(Stored items)
---*---

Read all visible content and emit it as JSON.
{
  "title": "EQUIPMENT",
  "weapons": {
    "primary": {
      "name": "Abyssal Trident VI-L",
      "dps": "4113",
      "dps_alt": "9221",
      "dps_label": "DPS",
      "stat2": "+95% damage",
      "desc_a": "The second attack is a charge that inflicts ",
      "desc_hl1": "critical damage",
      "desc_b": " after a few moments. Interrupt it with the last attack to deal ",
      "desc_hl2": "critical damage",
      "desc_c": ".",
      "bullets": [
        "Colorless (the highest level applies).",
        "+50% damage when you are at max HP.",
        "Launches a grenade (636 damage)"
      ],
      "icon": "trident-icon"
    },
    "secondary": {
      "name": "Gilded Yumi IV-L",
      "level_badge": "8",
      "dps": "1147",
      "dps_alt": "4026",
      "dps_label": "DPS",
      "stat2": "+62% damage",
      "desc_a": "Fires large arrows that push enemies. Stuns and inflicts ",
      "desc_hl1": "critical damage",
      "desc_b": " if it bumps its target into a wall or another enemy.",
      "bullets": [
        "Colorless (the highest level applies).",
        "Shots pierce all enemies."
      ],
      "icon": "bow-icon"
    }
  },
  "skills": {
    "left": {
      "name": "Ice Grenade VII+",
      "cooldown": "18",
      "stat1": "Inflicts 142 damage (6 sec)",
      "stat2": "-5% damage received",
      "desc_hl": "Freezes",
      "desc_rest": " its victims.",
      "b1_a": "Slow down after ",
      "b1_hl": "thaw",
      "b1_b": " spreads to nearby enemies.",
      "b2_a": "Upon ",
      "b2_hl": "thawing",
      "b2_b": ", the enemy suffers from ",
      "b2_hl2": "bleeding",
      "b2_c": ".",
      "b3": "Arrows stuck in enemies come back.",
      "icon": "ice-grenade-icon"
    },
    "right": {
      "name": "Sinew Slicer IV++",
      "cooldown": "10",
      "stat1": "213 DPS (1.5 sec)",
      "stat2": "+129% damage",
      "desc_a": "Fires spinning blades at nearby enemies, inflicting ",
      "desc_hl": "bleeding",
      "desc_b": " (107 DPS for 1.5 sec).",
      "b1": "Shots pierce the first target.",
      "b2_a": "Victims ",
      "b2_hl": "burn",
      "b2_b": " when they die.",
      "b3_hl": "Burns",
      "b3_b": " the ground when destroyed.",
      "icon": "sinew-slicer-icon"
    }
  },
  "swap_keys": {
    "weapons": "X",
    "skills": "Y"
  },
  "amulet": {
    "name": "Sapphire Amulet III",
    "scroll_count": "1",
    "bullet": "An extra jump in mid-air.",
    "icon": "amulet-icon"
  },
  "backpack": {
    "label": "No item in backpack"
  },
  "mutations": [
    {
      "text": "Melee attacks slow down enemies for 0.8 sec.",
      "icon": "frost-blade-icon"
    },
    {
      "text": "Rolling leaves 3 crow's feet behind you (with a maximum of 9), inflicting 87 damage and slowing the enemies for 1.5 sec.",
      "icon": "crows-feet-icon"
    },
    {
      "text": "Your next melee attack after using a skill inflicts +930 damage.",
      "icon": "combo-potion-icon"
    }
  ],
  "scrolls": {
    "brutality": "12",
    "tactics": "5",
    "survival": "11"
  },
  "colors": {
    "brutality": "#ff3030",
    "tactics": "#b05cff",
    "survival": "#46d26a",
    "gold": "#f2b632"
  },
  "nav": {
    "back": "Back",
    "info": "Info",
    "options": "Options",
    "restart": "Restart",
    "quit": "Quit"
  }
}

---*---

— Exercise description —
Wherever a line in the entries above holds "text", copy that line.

— Answer section —
      "text": "Melee attacks slow down enemies for 0.8 sec.",
      "text": "Rolling leaves 3 crow's feet behind you (with a maximum of 9), inflicting 87 damage and slowing the enemies for 1.5 sec.",
      "text": "Your next melee attack after using a skill inflicts +930 damage.",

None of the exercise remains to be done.